# Try it
Check every line of the data for the string "xlsx" and copy the ones that have it.

Entries from a dataset of interfaces:
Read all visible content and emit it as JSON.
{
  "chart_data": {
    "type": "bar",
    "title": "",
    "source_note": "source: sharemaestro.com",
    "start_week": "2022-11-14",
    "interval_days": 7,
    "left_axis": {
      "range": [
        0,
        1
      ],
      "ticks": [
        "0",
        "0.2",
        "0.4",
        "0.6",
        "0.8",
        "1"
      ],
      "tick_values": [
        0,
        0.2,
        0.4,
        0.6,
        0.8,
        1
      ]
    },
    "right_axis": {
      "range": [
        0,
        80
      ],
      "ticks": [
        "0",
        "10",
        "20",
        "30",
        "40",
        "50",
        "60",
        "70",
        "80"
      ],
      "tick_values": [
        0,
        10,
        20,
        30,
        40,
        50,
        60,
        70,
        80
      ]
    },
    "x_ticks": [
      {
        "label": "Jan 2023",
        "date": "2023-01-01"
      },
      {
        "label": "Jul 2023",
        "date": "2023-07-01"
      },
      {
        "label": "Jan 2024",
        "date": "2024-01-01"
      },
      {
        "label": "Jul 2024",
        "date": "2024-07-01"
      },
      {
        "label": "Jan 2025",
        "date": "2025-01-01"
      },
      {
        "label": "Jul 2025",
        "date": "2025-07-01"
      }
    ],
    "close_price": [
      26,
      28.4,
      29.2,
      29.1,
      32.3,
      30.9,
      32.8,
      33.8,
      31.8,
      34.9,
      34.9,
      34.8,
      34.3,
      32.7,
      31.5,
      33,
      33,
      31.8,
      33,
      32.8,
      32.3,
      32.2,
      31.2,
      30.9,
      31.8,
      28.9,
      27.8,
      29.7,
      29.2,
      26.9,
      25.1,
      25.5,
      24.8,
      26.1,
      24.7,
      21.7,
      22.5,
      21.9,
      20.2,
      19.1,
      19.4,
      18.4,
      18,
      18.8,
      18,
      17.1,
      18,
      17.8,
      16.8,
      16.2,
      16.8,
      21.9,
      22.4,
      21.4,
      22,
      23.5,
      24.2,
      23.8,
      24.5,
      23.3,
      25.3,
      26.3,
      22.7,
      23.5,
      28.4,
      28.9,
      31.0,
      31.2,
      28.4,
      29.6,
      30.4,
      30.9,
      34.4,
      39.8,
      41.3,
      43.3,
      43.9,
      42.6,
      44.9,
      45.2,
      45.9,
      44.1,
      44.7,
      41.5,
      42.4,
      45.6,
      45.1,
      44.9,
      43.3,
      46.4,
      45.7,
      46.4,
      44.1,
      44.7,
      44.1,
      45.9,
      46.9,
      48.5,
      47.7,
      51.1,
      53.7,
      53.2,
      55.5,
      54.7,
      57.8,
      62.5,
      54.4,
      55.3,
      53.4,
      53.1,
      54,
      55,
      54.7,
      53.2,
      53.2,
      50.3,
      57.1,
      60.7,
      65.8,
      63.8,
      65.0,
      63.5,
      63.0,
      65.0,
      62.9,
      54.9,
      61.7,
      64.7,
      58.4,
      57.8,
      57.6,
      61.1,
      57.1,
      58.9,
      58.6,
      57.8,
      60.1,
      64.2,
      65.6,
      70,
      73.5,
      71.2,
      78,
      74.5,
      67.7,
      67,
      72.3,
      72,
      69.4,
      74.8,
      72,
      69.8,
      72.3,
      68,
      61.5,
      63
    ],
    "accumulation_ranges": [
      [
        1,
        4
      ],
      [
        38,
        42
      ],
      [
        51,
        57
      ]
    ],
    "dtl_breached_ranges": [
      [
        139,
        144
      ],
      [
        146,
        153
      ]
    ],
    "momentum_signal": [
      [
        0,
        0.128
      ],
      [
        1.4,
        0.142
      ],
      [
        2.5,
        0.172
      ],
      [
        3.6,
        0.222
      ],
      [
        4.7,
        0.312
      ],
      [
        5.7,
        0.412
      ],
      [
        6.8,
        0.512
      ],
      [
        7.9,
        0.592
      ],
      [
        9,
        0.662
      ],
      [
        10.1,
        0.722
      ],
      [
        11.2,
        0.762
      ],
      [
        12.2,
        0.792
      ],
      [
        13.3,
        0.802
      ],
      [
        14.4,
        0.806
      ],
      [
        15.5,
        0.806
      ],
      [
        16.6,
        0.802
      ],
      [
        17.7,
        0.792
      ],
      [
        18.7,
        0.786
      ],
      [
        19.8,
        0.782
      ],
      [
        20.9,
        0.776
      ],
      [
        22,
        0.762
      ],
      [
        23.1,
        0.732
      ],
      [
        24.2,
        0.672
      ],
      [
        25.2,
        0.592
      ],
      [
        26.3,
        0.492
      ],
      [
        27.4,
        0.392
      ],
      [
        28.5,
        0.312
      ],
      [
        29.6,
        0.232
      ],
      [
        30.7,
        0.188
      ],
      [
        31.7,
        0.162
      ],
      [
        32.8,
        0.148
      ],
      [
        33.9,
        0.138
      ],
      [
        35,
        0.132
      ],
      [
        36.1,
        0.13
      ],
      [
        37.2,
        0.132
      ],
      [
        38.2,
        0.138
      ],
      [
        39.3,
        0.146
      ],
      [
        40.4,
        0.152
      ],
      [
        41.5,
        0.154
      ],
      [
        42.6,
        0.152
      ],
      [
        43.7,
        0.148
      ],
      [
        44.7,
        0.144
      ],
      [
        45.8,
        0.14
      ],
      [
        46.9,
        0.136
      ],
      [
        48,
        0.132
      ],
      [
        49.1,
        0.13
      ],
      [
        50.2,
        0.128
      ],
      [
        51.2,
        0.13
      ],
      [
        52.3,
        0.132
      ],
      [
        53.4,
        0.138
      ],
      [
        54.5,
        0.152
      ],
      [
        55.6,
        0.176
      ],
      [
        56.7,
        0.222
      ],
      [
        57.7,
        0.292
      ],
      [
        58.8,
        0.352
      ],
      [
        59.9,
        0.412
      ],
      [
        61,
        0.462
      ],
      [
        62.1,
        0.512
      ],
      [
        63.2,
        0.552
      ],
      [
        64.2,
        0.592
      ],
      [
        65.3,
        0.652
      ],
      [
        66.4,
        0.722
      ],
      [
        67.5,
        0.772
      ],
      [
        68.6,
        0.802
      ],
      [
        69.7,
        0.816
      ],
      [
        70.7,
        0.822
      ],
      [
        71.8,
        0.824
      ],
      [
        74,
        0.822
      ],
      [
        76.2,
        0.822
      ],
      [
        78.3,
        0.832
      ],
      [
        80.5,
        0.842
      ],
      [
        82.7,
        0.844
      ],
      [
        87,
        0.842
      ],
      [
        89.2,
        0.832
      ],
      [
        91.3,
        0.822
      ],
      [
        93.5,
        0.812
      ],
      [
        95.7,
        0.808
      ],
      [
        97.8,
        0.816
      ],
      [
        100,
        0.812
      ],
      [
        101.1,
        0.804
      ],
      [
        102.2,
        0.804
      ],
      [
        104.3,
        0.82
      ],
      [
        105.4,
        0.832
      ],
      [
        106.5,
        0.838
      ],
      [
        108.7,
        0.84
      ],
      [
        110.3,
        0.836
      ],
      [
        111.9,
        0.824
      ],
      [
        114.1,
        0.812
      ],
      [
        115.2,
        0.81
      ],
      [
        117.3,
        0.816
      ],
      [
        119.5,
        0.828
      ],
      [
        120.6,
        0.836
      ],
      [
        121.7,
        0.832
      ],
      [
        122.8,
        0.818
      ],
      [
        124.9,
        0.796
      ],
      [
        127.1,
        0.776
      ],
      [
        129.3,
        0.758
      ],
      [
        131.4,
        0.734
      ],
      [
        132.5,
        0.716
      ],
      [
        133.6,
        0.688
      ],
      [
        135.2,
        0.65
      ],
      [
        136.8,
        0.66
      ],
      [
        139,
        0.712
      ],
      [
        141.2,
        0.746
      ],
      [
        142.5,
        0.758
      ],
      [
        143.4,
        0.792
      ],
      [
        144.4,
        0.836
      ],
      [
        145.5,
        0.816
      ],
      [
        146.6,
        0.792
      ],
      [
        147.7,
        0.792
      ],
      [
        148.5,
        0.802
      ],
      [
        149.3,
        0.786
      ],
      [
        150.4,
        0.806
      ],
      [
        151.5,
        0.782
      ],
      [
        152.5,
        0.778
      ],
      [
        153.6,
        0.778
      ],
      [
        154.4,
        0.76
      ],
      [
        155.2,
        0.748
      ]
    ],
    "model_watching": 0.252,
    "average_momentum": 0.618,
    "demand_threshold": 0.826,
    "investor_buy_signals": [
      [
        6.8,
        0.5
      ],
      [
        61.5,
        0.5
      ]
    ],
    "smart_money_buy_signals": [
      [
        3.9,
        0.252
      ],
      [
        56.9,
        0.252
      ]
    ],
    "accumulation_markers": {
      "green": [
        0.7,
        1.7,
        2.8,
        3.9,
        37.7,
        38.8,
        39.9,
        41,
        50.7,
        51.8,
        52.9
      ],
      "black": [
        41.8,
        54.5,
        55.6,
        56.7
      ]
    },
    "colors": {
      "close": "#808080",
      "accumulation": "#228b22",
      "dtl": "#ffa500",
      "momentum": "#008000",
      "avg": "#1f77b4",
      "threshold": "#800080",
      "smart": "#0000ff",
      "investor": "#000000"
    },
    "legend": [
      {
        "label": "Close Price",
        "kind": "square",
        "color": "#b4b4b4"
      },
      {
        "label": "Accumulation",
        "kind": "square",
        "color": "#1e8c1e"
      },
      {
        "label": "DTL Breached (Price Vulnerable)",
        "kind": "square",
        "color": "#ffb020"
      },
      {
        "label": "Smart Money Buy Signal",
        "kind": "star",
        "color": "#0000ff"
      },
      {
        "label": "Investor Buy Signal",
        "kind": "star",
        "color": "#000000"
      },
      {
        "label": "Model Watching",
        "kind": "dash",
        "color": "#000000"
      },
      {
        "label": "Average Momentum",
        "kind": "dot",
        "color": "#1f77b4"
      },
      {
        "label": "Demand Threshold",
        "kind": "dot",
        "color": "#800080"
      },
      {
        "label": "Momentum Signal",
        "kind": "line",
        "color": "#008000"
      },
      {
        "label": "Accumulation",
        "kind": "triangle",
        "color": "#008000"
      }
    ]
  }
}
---
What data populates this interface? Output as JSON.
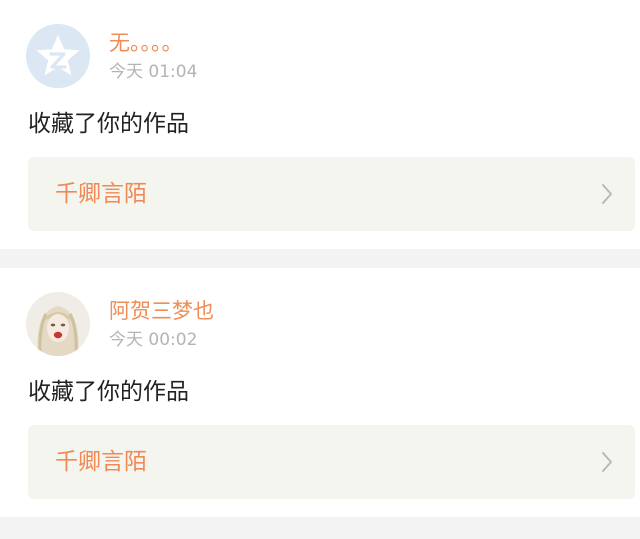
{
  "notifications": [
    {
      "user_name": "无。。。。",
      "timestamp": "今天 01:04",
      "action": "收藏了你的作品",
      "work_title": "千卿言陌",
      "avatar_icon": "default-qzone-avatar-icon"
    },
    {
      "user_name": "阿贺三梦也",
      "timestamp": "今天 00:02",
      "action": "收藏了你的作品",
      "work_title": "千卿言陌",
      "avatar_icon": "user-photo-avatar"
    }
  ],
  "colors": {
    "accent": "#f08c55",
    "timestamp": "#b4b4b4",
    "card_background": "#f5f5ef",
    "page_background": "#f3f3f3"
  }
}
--
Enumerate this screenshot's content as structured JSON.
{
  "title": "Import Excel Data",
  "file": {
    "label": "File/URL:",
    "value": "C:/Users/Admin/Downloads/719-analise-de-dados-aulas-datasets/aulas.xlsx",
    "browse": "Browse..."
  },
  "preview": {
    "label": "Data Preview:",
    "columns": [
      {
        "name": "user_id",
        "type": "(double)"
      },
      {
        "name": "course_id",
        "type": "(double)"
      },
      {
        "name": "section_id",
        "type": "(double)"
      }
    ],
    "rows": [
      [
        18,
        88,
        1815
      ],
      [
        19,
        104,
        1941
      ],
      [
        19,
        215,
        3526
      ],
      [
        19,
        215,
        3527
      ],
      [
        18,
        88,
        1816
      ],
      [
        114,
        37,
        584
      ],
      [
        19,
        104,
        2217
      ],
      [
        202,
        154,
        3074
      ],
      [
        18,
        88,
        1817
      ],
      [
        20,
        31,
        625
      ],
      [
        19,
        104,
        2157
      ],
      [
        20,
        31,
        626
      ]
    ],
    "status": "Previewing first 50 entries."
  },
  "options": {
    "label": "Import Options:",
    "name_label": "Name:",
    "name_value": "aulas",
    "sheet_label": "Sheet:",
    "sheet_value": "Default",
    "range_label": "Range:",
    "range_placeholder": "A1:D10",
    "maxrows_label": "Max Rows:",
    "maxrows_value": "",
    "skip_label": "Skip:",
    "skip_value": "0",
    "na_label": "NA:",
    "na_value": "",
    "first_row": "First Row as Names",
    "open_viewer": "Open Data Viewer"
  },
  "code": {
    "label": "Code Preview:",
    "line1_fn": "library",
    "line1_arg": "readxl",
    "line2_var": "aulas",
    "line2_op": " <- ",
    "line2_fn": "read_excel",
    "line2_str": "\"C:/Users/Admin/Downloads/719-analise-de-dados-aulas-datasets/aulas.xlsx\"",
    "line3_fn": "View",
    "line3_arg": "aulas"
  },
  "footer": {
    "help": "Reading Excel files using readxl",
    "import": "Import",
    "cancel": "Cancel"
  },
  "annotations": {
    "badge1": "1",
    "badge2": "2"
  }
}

# Written answer
    "value": "C:/Users/Admin/Downloads/719-analise-de-dados-aulas-datasets/aulas.xlsx",
    "line2_str": "\"C:/Users/Admin/Downloads/719-analise-de-dados-aulas-datasets/aulas.xlsx\"",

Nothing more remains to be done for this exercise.